**ACTION ITEM**
The reply must consist of the entire listing, reproduced exactly.

START DATA IN THIS EXERCISE

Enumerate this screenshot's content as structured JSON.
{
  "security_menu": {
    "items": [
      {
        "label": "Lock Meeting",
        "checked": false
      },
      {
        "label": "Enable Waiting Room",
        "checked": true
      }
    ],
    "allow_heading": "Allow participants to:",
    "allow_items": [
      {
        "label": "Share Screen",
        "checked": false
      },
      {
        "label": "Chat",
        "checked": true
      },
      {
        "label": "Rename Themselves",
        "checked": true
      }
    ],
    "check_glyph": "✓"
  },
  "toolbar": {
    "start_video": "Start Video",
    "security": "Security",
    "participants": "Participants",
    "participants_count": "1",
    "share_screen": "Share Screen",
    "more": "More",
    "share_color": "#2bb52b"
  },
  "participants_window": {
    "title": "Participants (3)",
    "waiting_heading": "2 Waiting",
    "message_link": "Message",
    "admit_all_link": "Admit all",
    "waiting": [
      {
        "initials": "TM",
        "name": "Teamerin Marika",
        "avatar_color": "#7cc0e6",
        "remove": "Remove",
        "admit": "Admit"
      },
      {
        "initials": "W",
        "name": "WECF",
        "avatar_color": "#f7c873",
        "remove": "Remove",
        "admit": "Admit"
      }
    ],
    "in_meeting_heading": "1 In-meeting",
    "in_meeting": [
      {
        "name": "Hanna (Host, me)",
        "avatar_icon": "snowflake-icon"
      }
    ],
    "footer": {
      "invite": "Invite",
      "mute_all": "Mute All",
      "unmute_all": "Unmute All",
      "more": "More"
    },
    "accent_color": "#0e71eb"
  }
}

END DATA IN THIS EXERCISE

**ANSWER BOX**
Enumerate this screenshot's content as structured JSON.
{
  "security_menu": {
    "items": [
      {
        "label": "Lock Meeting",
        "checked": false
      },
      {
        "label": "Enable Waiting Room",
        "checked": true
      }
    ],
    "allow_heading": "Allow participants to:",
    "allow_items": [
      {
        "label": "Share Screen",
        "checked": false
      },
      {
        "label": "Chat",
        "checked": true
      },
      {
        "label": "Rename Themselves",
        "checked": true
      }
    ],
    "check_glyph": "✓"
  },
  "toolbar": {
    "start_video": "Start Video",
    "security": "Security",
    "participants": "Participants",
    "participants_count": "1",
    "share_screen": "Share Screen",
    "more": "More",
    "share_color": "#2bb52b"
  },
  "participants_window": {
    "title": "Participants (3)",
    "waiting_heading": "2 Waiting",
    "message_link": "Message",
    "admit_all_link": "Admit all",
    "waiting": [
      {
        "initials": "TM",
        "name": "Teamerin Marika",
        "avatar_color": "#7cc0e6",
        "remove": "Remove",
        "admit": "Admit"
      },
      {
        "initials": "W",
        "name": "WECF",
        "avatar_color": "#f7c873",
        "remove": "Remove",
        "admit": "Admit"
      }
    ],
    "in_meeting_heading": "1 In-meeting",
    "in_meeting": [
      {
        "name": "Hanna (Host, me)",
        "avatar_icon": "snowflake-icon"
      }
    ],
    "footer": {
      "invite": "Invite",
      "mute_all": "Mute All",
      "unmute_all": "Unmute All",
      "more": "More"
    },
    "accent_color": "#0e71eb"
  }
}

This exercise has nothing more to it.